Nehez said the village has made progress on the beautification of the Route 8 corridor, including a new commercial sign ordinance. Summit Plaza is ordering new signs and other improvements are planned, including repaving parking lots at the shopping center and at the Ledge Road plaza.

The village also created an overlay district to encourage businesses along Northfield Road by allowing them to expand onto residential properties behind them, if the homeowners are willing to sell, for additional parking and buffering between businesses and residential areas.

"We’re trying to improve many things on Route 8. It takes time," said Nehez.

In other areas, a commercial building just to the north of the Village Hall was torn down and replaced with a "beautiful landscaped area;" traffic signals were replaced; $1.2 million in improvements to Houghton Road have been largely completed; there are plans to repair sidewalks and curbs along Route 8; plans are being made for a rebuild of Coventry Drive for an estimated $1 million; and the village’s recreation board is planning a program for next year called "Nordonia Heroes" that will allow residents to honor relatives who served in the military with banners to hang along Route 8.

"Things have been going well in Northfield," said Nehez. "I can’t complain and I don’t think anybody else can complain. We’re doing everything we can with the money that we have."

Sagamore Hills

Sagamore Hills Police Chief David Hayes, who also serves as the township’s part-time administrator, said the township is anticipating an increase in the number of homes.

"We’re looking at two major developments coming to Sagamore Hills in 2020," said Hayes, adding this includes 38 homes on 52 acres off Houghton Road and the first of three phases of a 99-home development on 112 acres off Dunham Road.

In addition, road work is planned for 2020, including a large section of Houghton Road, and the township is hoping to complete the doubling of its salt storage capacity by the end of October.

"We’ve been caught short a couple of times, as other communities have, with a lack of salt so by purchasing larger salt sheds, we’ll hopefully get through the winter with enough salt."

As for the police department, Hayes said that in 2018, the township was rated second safest community in Ohio among communities with at least 10,000 residents, based on township crime statistics compiled by the FBI, and 56th safest in the nation.

"We sort of attribute our safest community status to our community policing we have," he said.

This includes a program in which officers alert residents to things they have seen while on patrol with cards placed in mailboxes, such as a garage door left open overnight.

"We distribute as many as nine [thousand] to 10,000 of those cards every year and we hit roads throughout the township," said Hayes.

About three years ago, the township implemented a program in which older residents can request phone calls from an employee checking on their welfare.

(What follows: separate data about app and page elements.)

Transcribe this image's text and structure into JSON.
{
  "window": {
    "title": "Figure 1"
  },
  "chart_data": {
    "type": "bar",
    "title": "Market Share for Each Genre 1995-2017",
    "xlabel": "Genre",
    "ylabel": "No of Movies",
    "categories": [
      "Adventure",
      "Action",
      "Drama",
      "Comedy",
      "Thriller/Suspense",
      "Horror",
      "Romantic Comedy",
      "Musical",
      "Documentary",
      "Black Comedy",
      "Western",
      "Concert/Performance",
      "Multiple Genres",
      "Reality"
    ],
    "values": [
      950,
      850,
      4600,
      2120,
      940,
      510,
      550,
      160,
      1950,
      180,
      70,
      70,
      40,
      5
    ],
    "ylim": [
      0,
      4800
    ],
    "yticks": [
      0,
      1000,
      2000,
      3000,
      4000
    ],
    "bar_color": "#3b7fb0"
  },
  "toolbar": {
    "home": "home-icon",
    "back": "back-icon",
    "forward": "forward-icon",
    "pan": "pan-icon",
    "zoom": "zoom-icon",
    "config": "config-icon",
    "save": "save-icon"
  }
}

"If they need anything, she routes them to the county agency or the state agency that can help them," said Hayes, adding he believes there are about a dozen residents signed up.

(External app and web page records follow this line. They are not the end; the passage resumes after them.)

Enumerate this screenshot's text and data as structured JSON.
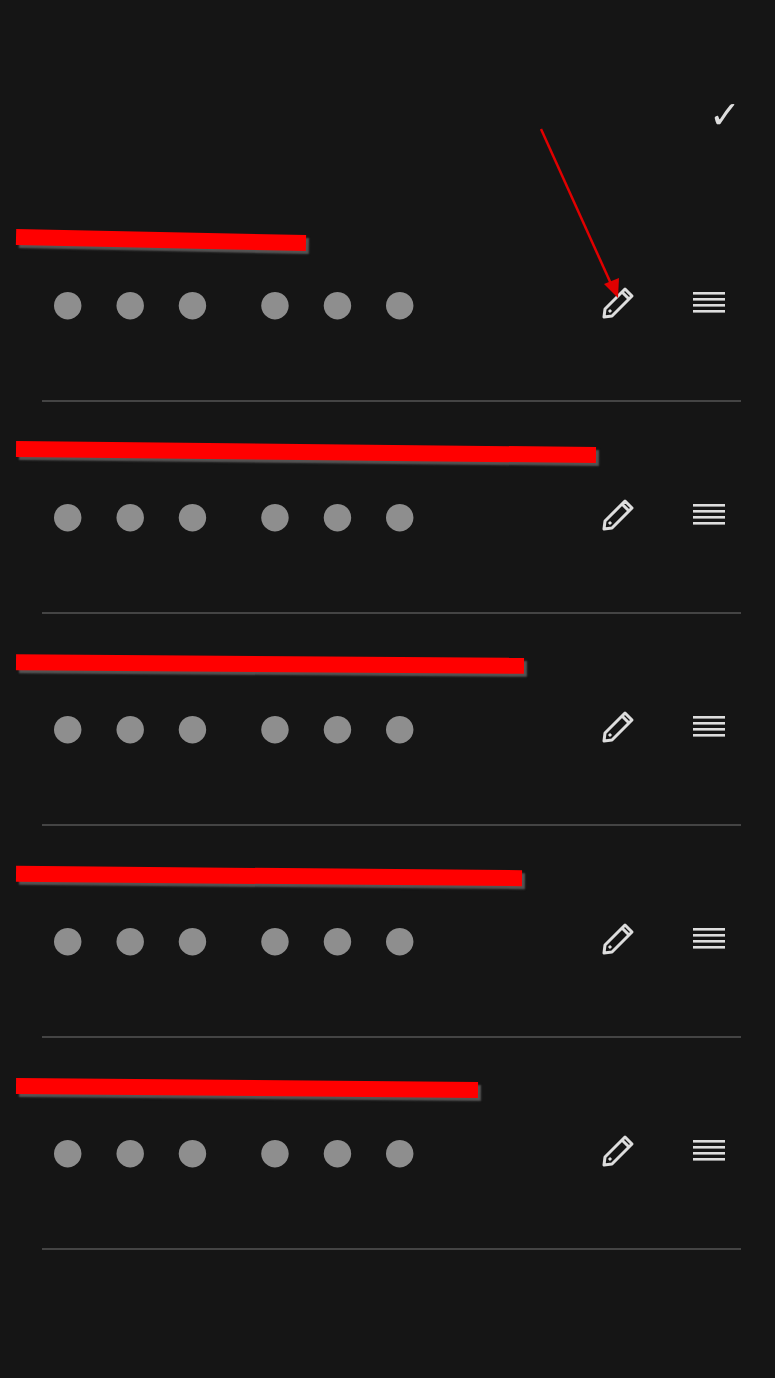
{
  "header": {
    "confirm": "✓"
  },
  "annotation": {
    "arrow": true
  },
  "accounts": [
    {
      "title_redacted": true,
      "code": [
        "●",
        "●",
        "●",
        "●",
        "●",
        "●"
      ]
    },
    {
      "title_redacted": true,
      "code": [
        "●",
        "●",
        "●",
        "●",
        "●",
        "●"
      ]
    },
    {
      "title_redacted": true,
      "code": [
        "●",
        "●",
        "●",
        "●",
        "●",
        "●"
      ]
    },
    {
      "title_redacted": true,
      "code": [
        "●",
        "●",
        "●",
        "●",
        "●",
        "●"
      ]
    },
    {
      "title_redacted": true,
      "code": [
        "●",
        "●",
        "●",
        "●",
        "●",
        "●"
      ]
    }
  ]
}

Hayes said the department has two officers certified in inspecting child safety seats and he concluded by saying that the township is pleased with the job the Macedonia Fire department has done.

"We continue to enjoy quality service by the staff of the Macedonia Fire Department," said Hayes. "The staff and equipment provides our residents with superior fire and EMS and this is celebrating our third year in joining with them."

Reporter Jeff Saunders can be reached at 330-541-9431, or @JeffSaunders_RP.